“There may be justified individual cases, for example when a male prostitute uses a condom, where this can be … a first bit of responsibility, to re-develop the understanding that not everything is permitted and that one may not do everything one wishes…. But it is not the proper way to deal with the horror of HIV infection.”
The news media are presenting these comments as if they represent an approval of the Church for the use of contraception, or the use of condoms, in some cases. This claim is a gross misrepresentation of what the Pope said.
The Pope was merely pointing out that a particular intention, to avoid disease transmission, is a good intention. He hopes that such a good intention might lead the person to a better understanding of morality and a turning away from immoral acts. He was not approving of contraception, nor was he approving of the use of condoms by homosexuals (i.e. cases where the condoms are not contraceptive).

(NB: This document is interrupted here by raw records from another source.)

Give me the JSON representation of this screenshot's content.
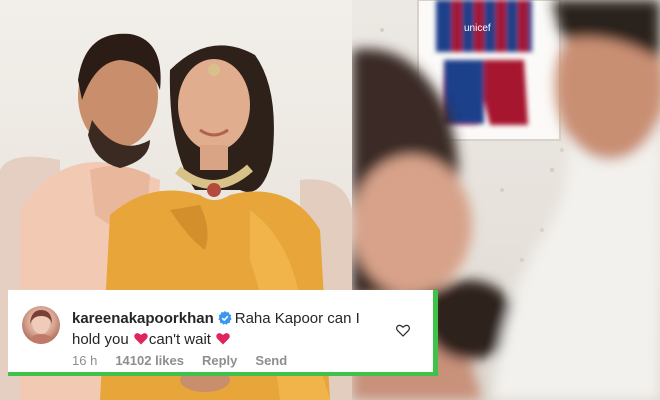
{
  "comment": {
    "username": "kareenakapoorkhan",
    "text_part1": "Raha Kapoor can I hold you",
    "text_part2": "can't wait",
    "time": "16 h",
    "likes": "14102 likes",
    "reply_label": "Reply",
    "send_label": "Send",
    "icons": {
      "verified": "verified-badge-icon",
      "heart_emoji": "red-heart-emoji",
      "like": "heart-outline-icon"
    }
  },
  "jersey": {
    "brand_text": "unicef"
  },
  "colors": {
    "frame_green": "#3ec24a",
    "verified_blue": "#3897f0",
    "heart_red": "#e0245e",
    "jersey_blue": "#1c3f8a",
    "jersey_red": "#a6192e"
  }
}
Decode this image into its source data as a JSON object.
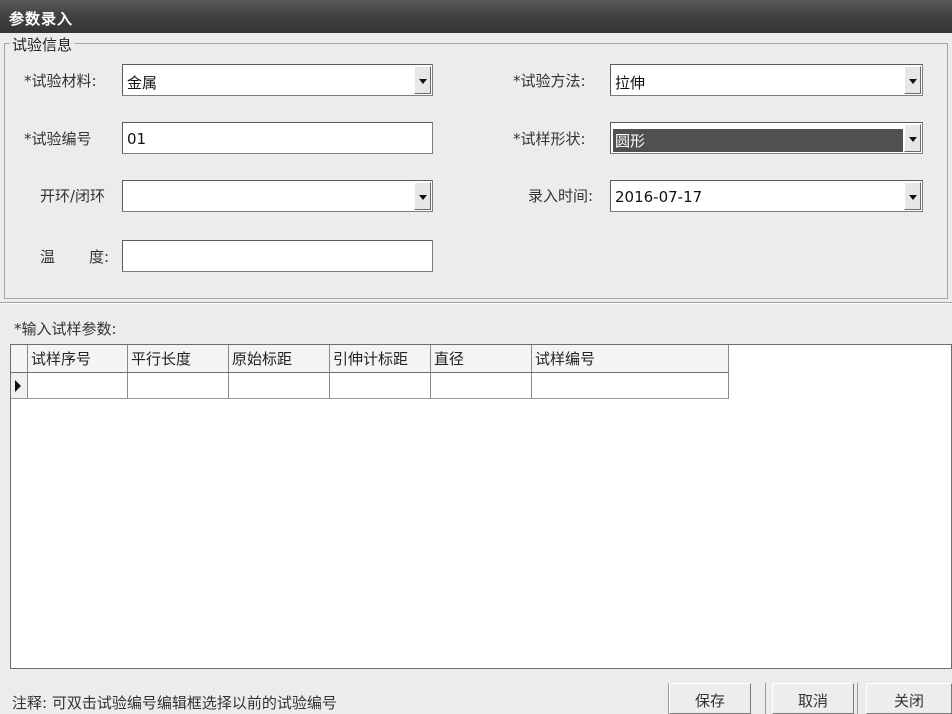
{
  "window": {
    "title": "参数录入"
  },
  "group": {
    "legend": "试验信息",
    "material": {
      "label": "*试验材料:",
      "value": "金属"
    },
    "method": {
      "label": "*试验方法:",
      "value": "拉伸"
    },
    "test_no": {
      "label": "*试验编号",
      "value": "01"
    },
    "shape": {
      "label": "*试样形状:",
      "value": "圆形"
    },
    "loop": {
      "label": "开环/闭环",
      "value": ""
    },
    "entry_time": {
      "label": "录入时间:",
      "value": "2016-07-17"
    },
    "temp": {
      "label_a": "温",
      "label_b": "度:",
      "value": ""
    }
  },
  "params": {
    "label": "*输入试样参数:",
    "columns": [
      "试样序号",
      "平行长度",
      "原始标距",
      "引伸计标距",
      "直径",
      "试样编号"
    ]
  },
  "footer": {
    "note": "注释: 可双击试验编号编辑框选择以前的试验编号",
    "save": "保存",
    "cancel": "取消",
    "close": "关闭"
  }
}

The Pope’s comments do not imply that the intrinsically evil act of contraception might be moral with a good intention, such as to avoid disease transmission.

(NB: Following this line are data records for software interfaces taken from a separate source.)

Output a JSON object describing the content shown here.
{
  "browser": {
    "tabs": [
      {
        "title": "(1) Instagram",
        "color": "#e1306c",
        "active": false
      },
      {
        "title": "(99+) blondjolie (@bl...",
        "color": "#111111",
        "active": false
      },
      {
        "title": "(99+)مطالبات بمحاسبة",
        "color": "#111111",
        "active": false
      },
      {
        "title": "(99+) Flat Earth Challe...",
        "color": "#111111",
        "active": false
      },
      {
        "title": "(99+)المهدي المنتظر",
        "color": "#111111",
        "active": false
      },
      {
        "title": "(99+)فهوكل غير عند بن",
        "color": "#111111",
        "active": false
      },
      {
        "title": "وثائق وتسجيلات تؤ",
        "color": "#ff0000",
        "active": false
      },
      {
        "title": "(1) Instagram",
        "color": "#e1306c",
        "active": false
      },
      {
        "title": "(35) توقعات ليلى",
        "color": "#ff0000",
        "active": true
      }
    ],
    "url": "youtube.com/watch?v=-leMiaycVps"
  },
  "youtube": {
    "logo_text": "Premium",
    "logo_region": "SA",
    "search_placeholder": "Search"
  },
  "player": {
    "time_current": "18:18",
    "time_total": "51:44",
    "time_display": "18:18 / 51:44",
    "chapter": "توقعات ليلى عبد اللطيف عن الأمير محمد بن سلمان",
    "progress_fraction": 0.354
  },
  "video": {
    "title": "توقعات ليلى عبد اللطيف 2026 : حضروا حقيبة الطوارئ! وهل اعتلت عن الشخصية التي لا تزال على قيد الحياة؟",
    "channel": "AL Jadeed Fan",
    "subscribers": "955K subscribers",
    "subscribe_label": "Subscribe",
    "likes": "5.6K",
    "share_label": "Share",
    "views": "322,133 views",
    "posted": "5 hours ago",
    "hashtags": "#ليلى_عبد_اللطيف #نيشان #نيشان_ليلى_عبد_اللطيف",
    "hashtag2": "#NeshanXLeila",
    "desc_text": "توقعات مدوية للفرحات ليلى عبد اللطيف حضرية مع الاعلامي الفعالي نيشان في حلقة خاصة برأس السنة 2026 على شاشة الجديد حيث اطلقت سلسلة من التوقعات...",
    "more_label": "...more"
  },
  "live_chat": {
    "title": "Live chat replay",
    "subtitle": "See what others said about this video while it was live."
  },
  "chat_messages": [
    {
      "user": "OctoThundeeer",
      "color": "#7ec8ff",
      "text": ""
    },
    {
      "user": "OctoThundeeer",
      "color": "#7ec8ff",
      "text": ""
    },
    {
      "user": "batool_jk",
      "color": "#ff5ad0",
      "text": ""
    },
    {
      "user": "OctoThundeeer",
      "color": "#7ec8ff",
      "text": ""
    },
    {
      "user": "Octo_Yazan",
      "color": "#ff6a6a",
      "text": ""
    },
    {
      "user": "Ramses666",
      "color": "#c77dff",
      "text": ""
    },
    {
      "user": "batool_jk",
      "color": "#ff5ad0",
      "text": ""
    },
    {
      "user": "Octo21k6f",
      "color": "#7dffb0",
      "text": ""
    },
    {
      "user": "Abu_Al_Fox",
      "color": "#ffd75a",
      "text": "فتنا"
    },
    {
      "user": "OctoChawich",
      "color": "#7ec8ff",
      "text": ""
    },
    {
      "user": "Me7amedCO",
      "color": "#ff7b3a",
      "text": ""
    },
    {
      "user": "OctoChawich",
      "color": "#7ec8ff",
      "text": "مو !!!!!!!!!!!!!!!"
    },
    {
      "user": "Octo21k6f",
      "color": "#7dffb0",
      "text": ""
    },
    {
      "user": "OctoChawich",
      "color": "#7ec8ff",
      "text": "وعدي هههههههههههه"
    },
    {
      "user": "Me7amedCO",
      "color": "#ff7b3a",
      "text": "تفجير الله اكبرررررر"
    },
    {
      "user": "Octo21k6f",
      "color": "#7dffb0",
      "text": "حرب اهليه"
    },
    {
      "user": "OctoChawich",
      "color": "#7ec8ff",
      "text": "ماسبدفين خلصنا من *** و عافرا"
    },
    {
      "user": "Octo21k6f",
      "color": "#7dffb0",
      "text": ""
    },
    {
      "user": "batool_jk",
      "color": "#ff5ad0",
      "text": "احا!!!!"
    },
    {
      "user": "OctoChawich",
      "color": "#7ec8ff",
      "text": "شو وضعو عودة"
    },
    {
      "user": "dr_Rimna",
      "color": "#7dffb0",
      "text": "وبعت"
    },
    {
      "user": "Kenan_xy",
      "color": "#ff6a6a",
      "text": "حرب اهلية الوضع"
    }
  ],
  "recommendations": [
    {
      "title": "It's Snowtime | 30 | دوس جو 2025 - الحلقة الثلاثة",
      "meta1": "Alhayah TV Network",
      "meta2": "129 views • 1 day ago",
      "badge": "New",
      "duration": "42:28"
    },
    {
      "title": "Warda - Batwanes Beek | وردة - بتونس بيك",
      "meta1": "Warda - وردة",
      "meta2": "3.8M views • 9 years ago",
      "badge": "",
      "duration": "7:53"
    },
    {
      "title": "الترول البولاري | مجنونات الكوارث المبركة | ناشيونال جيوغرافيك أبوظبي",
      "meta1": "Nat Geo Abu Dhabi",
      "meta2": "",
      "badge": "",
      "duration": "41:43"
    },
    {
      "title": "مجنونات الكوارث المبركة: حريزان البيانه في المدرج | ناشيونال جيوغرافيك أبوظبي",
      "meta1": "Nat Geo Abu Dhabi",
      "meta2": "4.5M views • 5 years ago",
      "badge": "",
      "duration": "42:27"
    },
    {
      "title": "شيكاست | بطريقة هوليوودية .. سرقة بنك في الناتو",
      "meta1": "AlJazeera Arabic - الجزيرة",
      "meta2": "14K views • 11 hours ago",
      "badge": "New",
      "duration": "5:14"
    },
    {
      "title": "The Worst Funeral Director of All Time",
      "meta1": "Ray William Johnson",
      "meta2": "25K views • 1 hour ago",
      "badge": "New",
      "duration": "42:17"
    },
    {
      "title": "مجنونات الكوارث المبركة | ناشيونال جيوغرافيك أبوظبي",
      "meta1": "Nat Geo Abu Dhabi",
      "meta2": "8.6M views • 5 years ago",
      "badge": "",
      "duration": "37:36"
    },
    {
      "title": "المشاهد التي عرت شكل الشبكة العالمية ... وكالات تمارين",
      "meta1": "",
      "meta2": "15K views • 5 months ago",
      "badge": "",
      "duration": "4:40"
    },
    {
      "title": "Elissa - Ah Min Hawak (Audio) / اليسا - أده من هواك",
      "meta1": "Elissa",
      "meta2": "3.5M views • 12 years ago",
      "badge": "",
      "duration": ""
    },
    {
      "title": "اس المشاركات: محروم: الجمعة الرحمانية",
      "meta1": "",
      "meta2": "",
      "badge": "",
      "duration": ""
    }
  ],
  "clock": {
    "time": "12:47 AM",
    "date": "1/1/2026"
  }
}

The Catechism of the Catholic Church: “Legitimate intentions on the part of the spouses do not justify recourse to morally unacceptable means (for example, direct sterilization or contraception).” (CCC, n. 2399).
Pope John Paul II: “Consequently, circumstances or intentions can never transform an act, intrinsically evil by virtue of its object, into an act ‘subjectively’ good or defensible as a choice.” (Veritatis Splendor, n. 81.)